*** Records for this task ***
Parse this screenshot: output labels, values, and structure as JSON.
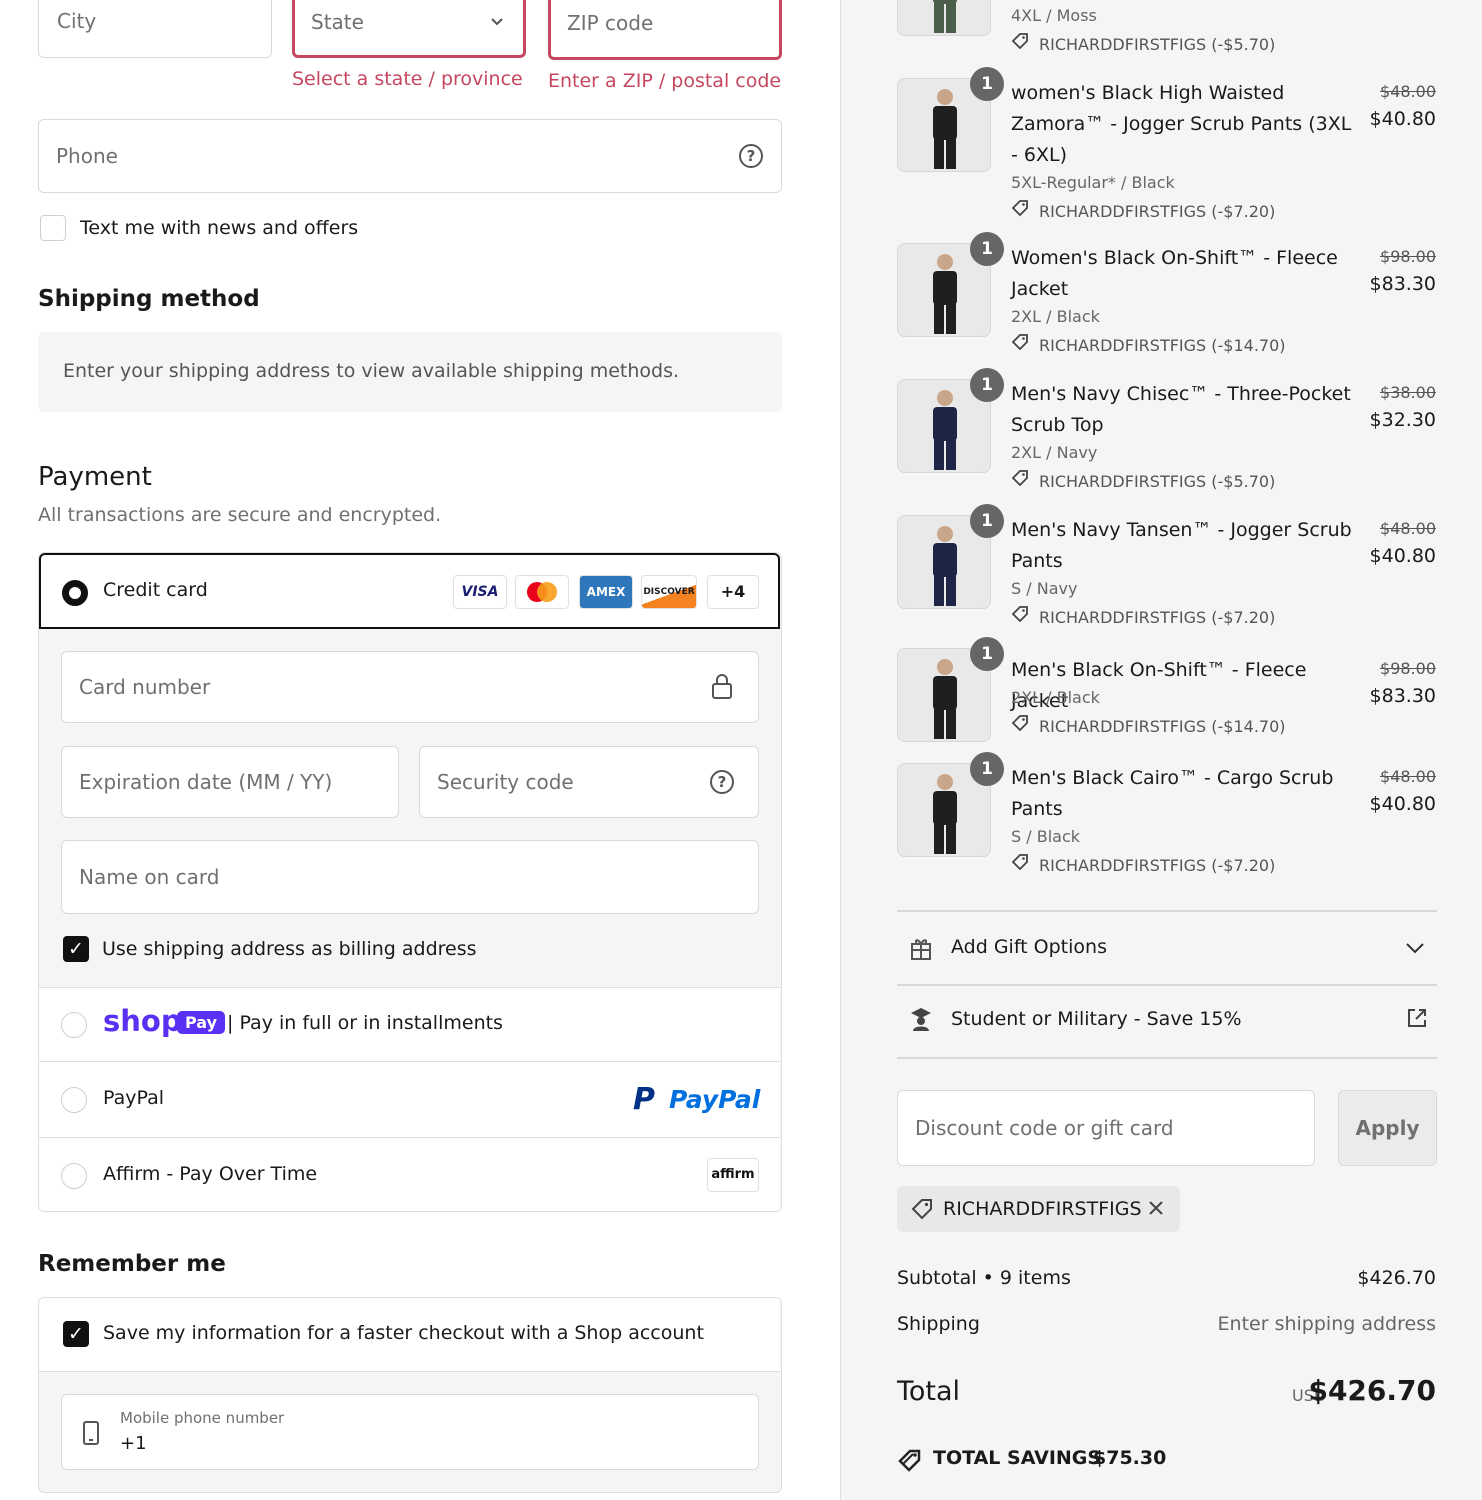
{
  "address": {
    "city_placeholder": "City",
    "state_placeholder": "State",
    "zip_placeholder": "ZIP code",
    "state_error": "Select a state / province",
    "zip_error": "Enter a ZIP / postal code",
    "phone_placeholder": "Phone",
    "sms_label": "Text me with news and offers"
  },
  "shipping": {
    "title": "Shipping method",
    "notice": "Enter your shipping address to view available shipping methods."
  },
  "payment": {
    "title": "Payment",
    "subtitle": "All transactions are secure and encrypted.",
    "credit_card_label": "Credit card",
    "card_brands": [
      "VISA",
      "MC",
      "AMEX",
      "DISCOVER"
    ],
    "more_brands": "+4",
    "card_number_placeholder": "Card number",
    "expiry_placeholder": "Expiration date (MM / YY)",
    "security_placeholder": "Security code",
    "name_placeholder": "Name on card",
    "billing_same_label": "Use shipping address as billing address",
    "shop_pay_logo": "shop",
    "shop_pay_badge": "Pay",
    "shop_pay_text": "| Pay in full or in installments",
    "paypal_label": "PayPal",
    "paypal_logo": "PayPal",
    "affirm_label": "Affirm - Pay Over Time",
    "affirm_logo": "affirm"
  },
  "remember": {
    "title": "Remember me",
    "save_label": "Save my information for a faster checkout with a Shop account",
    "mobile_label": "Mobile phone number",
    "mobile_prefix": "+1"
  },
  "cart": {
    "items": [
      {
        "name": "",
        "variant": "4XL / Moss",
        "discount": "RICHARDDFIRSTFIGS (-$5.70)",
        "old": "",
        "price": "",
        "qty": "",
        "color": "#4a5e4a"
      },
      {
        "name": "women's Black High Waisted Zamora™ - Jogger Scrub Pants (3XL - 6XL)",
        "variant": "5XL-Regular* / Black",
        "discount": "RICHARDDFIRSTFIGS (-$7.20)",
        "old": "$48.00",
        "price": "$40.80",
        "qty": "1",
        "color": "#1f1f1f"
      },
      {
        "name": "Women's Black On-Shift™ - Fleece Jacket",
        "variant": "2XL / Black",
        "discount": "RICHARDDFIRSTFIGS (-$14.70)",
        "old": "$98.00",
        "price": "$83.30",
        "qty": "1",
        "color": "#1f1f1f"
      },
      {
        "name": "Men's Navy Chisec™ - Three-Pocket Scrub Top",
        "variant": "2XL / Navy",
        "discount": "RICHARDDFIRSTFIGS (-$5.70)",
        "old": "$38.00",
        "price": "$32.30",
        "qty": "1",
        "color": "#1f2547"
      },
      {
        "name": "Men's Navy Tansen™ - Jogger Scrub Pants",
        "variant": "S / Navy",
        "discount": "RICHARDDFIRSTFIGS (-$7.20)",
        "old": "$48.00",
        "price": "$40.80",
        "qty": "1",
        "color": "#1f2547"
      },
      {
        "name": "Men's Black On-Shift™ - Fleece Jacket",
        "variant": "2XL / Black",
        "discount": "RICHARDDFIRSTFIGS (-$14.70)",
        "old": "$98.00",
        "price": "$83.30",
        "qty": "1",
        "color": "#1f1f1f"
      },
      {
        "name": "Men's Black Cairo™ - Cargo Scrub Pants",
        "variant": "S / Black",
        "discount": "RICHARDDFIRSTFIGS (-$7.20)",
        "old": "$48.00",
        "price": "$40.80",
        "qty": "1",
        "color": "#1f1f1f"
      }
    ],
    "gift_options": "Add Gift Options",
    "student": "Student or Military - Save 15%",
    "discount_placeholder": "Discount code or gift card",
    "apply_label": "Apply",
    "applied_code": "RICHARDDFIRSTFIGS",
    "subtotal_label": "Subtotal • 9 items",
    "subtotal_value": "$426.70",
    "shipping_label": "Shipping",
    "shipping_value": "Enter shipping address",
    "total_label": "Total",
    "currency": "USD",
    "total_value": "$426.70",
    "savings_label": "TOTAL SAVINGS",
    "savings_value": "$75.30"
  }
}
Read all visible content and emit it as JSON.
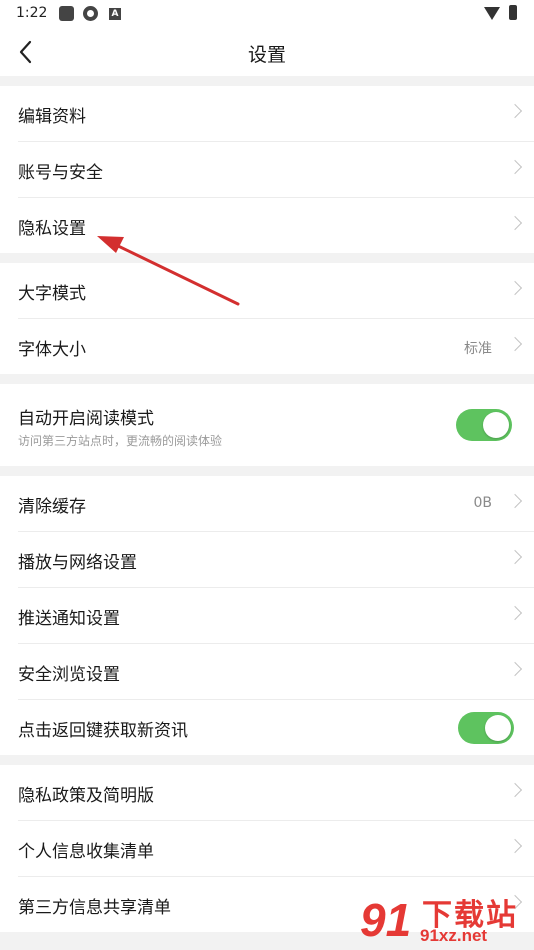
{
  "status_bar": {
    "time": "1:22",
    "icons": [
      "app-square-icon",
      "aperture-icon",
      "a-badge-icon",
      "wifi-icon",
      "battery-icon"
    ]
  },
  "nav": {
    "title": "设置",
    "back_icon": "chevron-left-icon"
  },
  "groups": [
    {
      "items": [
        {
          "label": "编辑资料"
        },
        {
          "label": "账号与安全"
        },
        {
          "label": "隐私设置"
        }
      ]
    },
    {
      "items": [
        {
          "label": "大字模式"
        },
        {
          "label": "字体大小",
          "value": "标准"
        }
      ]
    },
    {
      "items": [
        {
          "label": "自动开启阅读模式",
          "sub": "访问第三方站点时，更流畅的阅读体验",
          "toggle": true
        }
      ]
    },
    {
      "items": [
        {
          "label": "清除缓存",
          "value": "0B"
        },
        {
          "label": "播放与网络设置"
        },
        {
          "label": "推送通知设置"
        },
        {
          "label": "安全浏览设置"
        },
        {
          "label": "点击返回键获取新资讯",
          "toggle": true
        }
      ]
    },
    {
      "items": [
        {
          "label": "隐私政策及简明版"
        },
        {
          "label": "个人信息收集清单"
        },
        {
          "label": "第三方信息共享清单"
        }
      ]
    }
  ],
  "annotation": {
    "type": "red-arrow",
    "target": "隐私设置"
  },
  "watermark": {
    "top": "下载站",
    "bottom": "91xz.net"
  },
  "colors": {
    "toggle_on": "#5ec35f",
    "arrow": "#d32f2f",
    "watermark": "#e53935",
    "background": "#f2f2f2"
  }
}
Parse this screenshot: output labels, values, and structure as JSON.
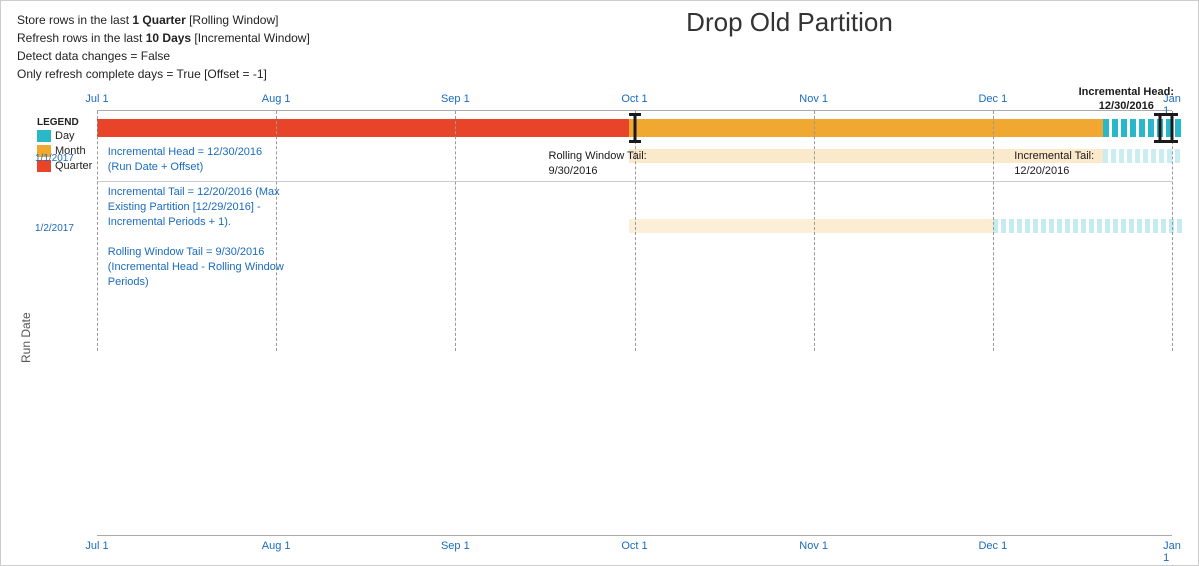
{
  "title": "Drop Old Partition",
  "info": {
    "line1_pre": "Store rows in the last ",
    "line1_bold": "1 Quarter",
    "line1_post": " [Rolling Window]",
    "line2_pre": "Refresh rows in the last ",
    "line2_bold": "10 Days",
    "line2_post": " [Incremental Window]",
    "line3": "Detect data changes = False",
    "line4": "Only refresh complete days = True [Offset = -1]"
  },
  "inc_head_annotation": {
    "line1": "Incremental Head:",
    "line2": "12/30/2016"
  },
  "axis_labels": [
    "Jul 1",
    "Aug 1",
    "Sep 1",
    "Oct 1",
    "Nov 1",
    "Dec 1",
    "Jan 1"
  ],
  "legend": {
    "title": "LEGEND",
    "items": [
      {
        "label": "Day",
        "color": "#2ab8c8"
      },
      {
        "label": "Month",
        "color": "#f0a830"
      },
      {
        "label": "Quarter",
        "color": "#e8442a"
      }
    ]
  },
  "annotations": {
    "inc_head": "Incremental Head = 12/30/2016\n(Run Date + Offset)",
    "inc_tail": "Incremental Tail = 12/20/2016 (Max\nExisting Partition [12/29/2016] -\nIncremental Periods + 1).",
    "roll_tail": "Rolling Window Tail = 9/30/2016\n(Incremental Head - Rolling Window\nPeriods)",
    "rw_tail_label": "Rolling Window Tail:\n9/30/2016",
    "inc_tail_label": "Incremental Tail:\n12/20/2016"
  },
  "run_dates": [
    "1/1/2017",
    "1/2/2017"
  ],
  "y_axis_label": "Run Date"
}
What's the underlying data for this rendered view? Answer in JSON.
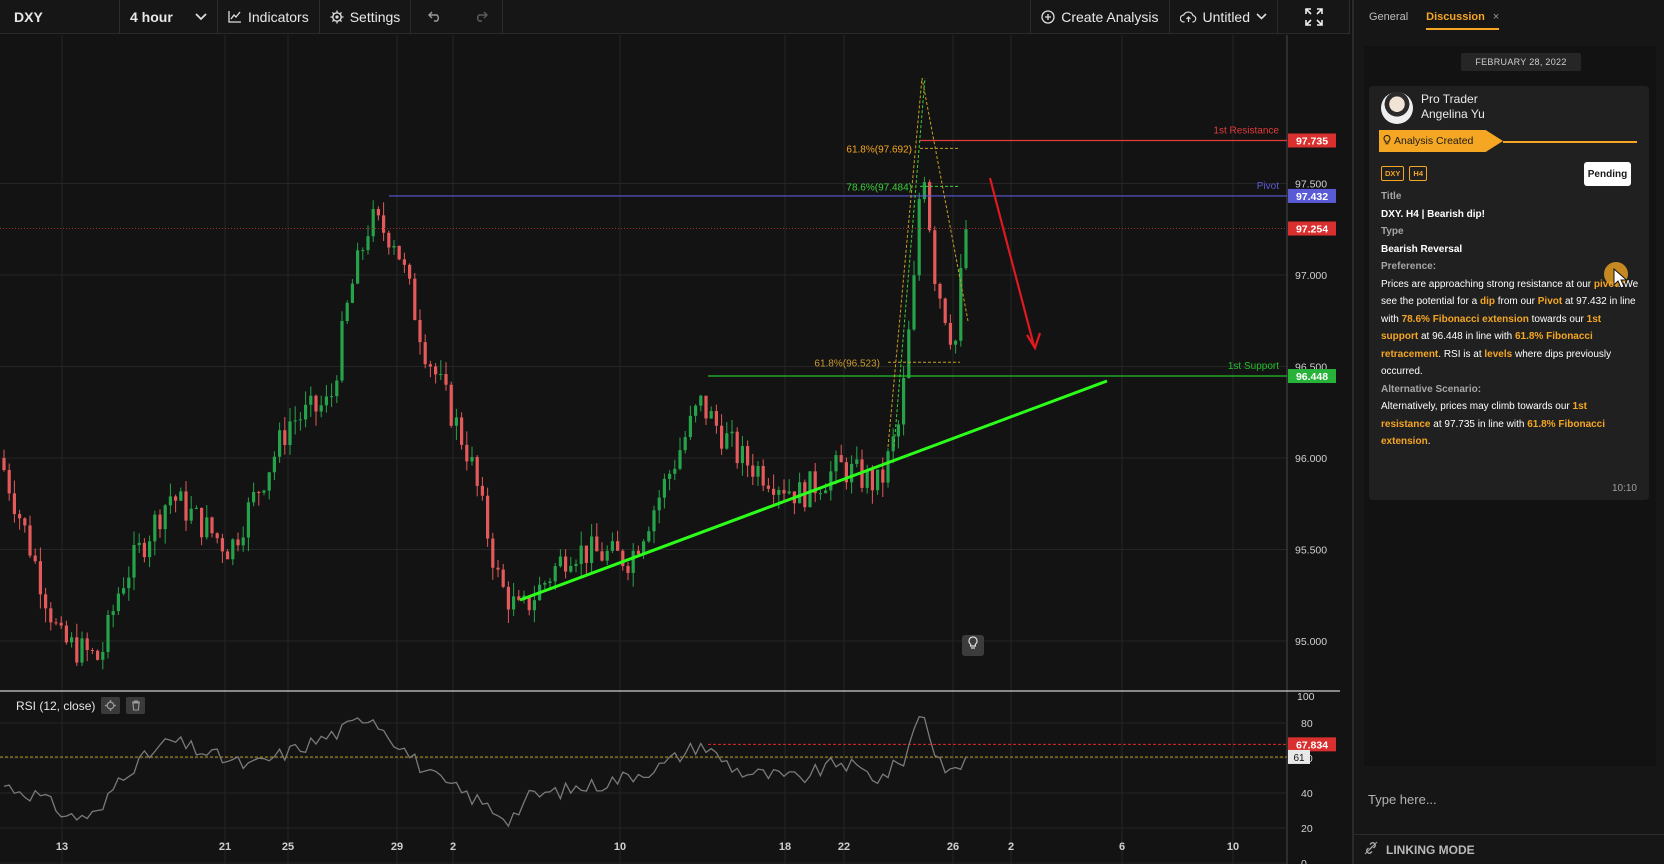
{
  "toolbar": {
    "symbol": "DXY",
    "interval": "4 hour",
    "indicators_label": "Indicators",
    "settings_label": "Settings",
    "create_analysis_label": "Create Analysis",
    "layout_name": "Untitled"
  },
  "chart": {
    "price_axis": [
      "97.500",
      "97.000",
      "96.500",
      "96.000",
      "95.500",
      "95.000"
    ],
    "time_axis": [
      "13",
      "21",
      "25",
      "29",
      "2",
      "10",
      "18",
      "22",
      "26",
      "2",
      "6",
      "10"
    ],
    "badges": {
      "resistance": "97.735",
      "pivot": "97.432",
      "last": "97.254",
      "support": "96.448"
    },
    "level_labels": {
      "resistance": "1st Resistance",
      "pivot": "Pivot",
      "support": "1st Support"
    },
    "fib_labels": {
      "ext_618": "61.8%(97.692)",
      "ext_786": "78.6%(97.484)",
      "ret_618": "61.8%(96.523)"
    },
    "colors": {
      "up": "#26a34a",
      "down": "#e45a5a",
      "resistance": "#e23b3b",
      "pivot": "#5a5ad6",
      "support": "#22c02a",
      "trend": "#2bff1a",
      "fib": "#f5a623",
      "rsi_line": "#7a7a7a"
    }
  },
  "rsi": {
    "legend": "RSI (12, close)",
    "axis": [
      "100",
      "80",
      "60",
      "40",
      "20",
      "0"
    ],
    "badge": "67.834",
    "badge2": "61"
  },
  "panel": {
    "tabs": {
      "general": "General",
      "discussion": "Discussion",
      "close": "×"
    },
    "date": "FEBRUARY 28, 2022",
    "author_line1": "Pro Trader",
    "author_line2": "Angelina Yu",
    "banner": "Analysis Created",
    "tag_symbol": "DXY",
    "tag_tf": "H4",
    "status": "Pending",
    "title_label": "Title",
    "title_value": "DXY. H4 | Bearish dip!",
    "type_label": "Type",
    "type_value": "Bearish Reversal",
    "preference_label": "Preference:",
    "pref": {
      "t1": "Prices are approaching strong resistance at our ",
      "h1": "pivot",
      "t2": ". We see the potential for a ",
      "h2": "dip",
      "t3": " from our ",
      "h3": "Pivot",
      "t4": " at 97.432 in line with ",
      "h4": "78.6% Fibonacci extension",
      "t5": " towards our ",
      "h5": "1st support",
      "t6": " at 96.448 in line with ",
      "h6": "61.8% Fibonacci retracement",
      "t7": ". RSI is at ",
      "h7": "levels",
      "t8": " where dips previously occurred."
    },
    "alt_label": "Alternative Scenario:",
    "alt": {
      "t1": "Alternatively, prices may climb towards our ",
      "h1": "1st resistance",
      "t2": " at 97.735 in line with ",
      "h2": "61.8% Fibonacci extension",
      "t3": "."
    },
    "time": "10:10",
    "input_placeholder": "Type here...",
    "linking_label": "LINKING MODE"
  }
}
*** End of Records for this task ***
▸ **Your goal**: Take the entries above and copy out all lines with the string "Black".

▸ **Answer box**:
        "name": "women's Black High Waisted Zamora™ - Jogger Scrub Pants (3XL - 6XL)",
        "variant": "5XL-Regular* / Black",
        "name": "Women's Black On-Shift™ - Fleece Jacket",
        "variant": "2XL / Black",
        "name": "Men's Black On-Shift™ - Fleece Jacket",
        "variant": "2XL / Black",
        "name": "Men's Black Cairo™ - Cargo Scrub Pants",
        "variant": "S / Black",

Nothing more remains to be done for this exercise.